Motorola’s Co-CEO Sanjay Jha has been a busy guy. In the past two days, he’s made appearances at Google’s Mountain View headquarters, and then was at AT&T’s press conference this morning in Las Vegas.
Jha topped it off with a press conference of his own this evening to talk about the momentum Motorola (NYSE: MOT) is having as it attempts to rebuild the company focusing on the Android operating platform. Jha said it has now introduced an Android device to 23 carriers in 15 countries. Jha: “Motorola brings the global reach to the worldwide distribution. We’ll leverage the Motorola name in North America, where its still strong, and in Latin America and China.” As part of the event, Jha formally announced its latest Android device — the BackFlip, which will roll-out to multiple carriers, and likely AT&T (NYSE: T) (although he would not confirm that).
The BackFlip folds in half. Imagine a long rectangular clam shell flip phone. The design enables the keyboard to be much larger because it can use the entire surface of the device, rather than reserving a bit for the slider hinge.
In addition to the BackFlip, Jha said that Motorola has been working closely with Adobe (NSDQ: ADBE) and Google (NSDQ: GOOG) to bring Flash 10.1 to the Android platform to enable better internet browsing, such as ticker quotes scrolling across the screen. “We’ve been working with Adobe on integrating 10.1 Flash into Droid hardware, it’s quite important, and Adobe team has been doing a good job.” He said it will be pushed out to the Motorola Droid on Verizon in subsequent software upgrades.
He also announced his intention to continue to upgrade devices already in the marketplace with the latest software.
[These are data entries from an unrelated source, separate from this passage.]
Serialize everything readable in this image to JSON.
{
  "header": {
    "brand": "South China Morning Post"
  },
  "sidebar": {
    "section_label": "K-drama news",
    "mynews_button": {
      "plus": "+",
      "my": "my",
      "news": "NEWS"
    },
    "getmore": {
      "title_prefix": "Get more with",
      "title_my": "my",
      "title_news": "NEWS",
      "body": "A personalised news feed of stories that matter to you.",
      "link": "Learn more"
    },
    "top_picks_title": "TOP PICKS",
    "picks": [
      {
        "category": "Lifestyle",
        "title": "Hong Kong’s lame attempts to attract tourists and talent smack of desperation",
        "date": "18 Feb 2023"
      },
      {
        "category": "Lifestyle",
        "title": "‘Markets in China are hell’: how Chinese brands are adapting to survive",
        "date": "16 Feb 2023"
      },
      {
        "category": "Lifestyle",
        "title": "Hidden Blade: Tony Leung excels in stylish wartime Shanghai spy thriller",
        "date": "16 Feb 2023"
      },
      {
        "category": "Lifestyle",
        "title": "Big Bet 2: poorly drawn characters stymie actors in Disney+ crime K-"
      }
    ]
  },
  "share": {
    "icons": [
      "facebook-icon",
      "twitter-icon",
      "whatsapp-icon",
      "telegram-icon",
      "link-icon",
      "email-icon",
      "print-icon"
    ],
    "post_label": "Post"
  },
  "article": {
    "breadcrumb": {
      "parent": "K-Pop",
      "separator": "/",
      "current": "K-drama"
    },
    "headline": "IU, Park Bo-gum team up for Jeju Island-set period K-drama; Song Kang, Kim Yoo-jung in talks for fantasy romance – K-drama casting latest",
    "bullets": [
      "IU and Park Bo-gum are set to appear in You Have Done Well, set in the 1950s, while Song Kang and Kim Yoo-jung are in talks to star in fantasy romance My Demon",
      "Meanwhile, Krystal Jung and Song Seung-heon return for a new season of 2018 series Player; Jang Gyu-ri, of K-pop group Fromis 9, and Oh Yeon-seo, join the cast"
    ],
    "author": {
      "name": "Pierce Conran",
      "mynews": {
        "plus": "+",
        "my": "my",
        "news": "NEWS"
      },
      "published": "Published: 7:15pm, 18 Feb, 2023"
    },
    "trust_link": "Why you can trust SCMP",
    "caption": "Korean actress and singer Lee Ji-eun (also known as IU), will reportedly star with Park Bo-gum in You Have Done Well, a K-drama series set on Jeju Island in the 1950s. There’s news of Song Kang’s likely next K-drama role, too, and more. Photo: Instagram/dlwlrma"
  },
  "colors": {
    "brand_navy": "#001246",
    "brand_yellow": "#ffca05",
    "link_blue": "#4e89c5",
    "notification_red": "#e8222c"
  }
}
The updates are important if Motorola doesn’t want to alienate its current install base by making just-purchased devices nearly obsolete. By upgrading as soon as possible, it will also alleviate some fragmentation issues within the developer community. He said the Motorola CLIQ, which runs on T-Mobile, will be upgraded to the latest 2.1 software. “This is an important part of our strategy. They have to be upgradeable and have to be able to grow with you.”